Upon arriving at my new home, I began frenetically attempting to make myself indispensable. Mickey immediately began calling me “Bob Kuttner’s spy.” In addition to his bitter personal and ideological animosity for Bob, Mickey was plagued by the fear that his enemies conspired to obtain advance warning of his article topics. (To what use they would put this knowledge, only he understood.) My loyal service as intern, without a hint of leaking, did nothing to assuage his suspicions.

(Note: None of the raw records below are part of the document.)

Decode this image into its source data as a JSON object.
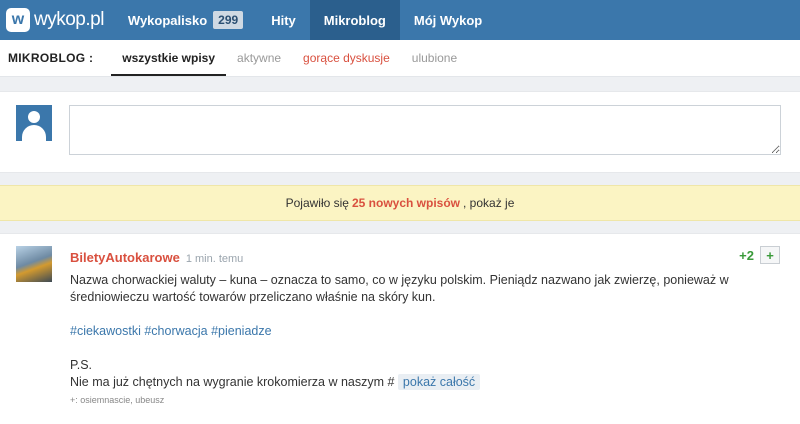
{
  "brand": {
    "logo_text": "wykop.pl",
    "logo_glyph": "w"
  },
  "topnav": {
    "items": [
      {
        "label": "Wykopalisko",
        "badge": "299"
      },
      {
        "label": "Hity"
      },
      {
        "label": "Mikroblog",
        "active": true
      },
      {
        "label": "Mój Wykop"
      }
    ]
  },
  "subnav": {
    "label": "MIKROBLOG :",
    "tabs": [
      "wszystkie wpisy",
      "aktywne",
      "gorące dyskusje",
      "ulubione"
    ]
  },
  "compose": {
    "placeholder": ""
  },
  "notice": {
    "before": "Pojawiło się",
    "highlight": "25 nowych wpisów",
    "after": ", pokaż je"
  },
  "entry": {
    "author": "BiletyAutokarowe",
    "time": "1 min. temu",
    "votes": "+2",
    "vote_button": "+",
    "text": "Nazwa chorwackiej waluty – kuna – oznacza to samo, co w języku polskim. Pieniądz nazwano jak zwierzę, ponieważ w średniowieczu wartość towarów przeliczano właśnie na skóry kun.",
    "tags": [
      "#ciekawostki",
      "#chorwacja",
      "#pieniadze"
    ],
    "ps": "P.S.",
    "more_text": "Nie ma już chętnych na wygranie krokomierza w naszym #",
    "show_more": "pokaż całość",
    "voters": "+: osiemnascie, ubeusz"
  },
  "colors": {
    "topbar": "#3b77ab",
    "accent_red": "#d9503f",
    "vote_green": "#3a9a3a",
    "notice_bg": "#fbf4c3"
  }
}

Mickey could not seem to even look at me without seeing the dark hand of his enemy, whom he mentioned nearly every time we spoke. One time, Mickey simply looked at me, flustered, and stammered, “B ... Bob Kuttner,” and hurried off down the hall. Another time, he told an editor his next article topic as I sat nearby at my desk. He looked at me and warned, “Don’t tell Bob Kuttner.” As he walked off, I picked up the phone, and said, in a stage whisper, “Get me Bob Kuttner.” He wheeled and gazed suspiciously. (It should be noted that, when you picked up the phones in the office, you got a regular dial tone, not an operator standing by to connect you to Bob Kuttner, or anyone else.) Meeting his gaze, I darted my eyes back and forth in mock guilt and slammed the receiver. He got the joke. I think.

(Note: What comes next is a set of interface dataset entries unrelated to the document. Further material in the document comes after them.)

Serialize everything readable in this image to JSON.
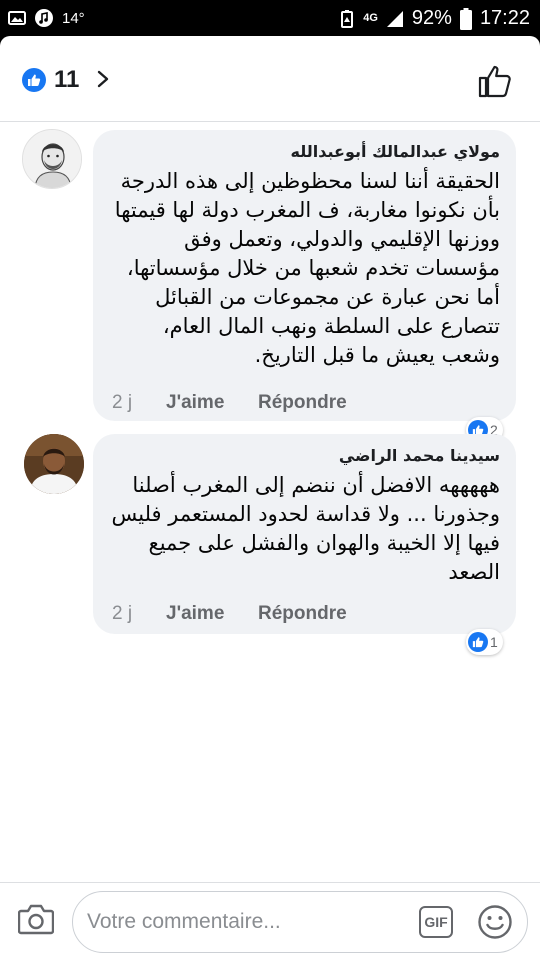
{
  "status_bar": {
    "temperature": "14°",
    "network": "4G",
    "battery": "92%",
    "time": "17:22"
  },
  "header": {
    "like_count": "11"
  },
  "comments": [
    {
      "author": "مولاي عبدالمالك أبوعبدالله",
      "text": "الحقيقة أننا لسنا محظوظين إلى هذه الدرجة بأن نكونوا مغاربة، ف المغرب دولة لها قيمتها ووزنها الإقليمي والدولي، وتعمل وفق مؤسسات تخدم شعبها من خلال مؤسساتها، أما نحن عبارة عن مجموعات من القبائل تتصارع على السلطة ونهب المال العام، وشعب يعيش ما قبل التاريخ.",
      "time": "2 j",
      "like_label": "J'aime",
      "reply_label": "Répondre",
      "reactions": "2"
    },
    {
      "author": "سيدينا محمد الراضي",
      "text": "هههههه الافضل أن ننضم إلى المغرب أصلنا وجذورنا ... ولا قداسة لحدود المستعمر فليس فيها إلا الخيبة والهوان والفشل على جميع الصعد",
      "time": "2 j",
      "like_label": "J'aime",
      "reply_label": "Répondre",
      "reactions": "1"
    }
  ],
  "composer": {
    "placeholder": "Votre commentaire...",
    "gif_label": "GIF"
  },
  "colors": {
    "accent": "#1877f2",
    "bubble": "#f0f2f5",
    "muted": "#65676b"
  }
}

As both Bob and Mickey suspected, I wasn’t of either of their camps. I found myself somewhere between them, attracted to both the populism and the deficit hawkery. In the years since, the Democratic Party has gravitated to essentially this same point on the spectrum—technocratic center-left policy coupled with election-year attacks on the wealthy. Ironically, Clinton’s 1993 budget, which provoked resignation among even its supporters at the time, set the ideological template—as did Michael Kinsley. Back then, Mike angered both the populist left, with his emphasis on deficit reduction, and the plutocratic right, with his irreverent treatment of the rich. Whatever the limits of this approach as a policy blueprint, as a political formula, it has won.

One of the odd things about my love affair with The New Republic, now into its third decade, is that I fell in love with the place at a moment when people were falling out of love with it. But that was part of its appeal. Here was an irreplaceable institution in American intellectual life. It could be hated but not ignored. It was filled with fights because it was worth fighting over.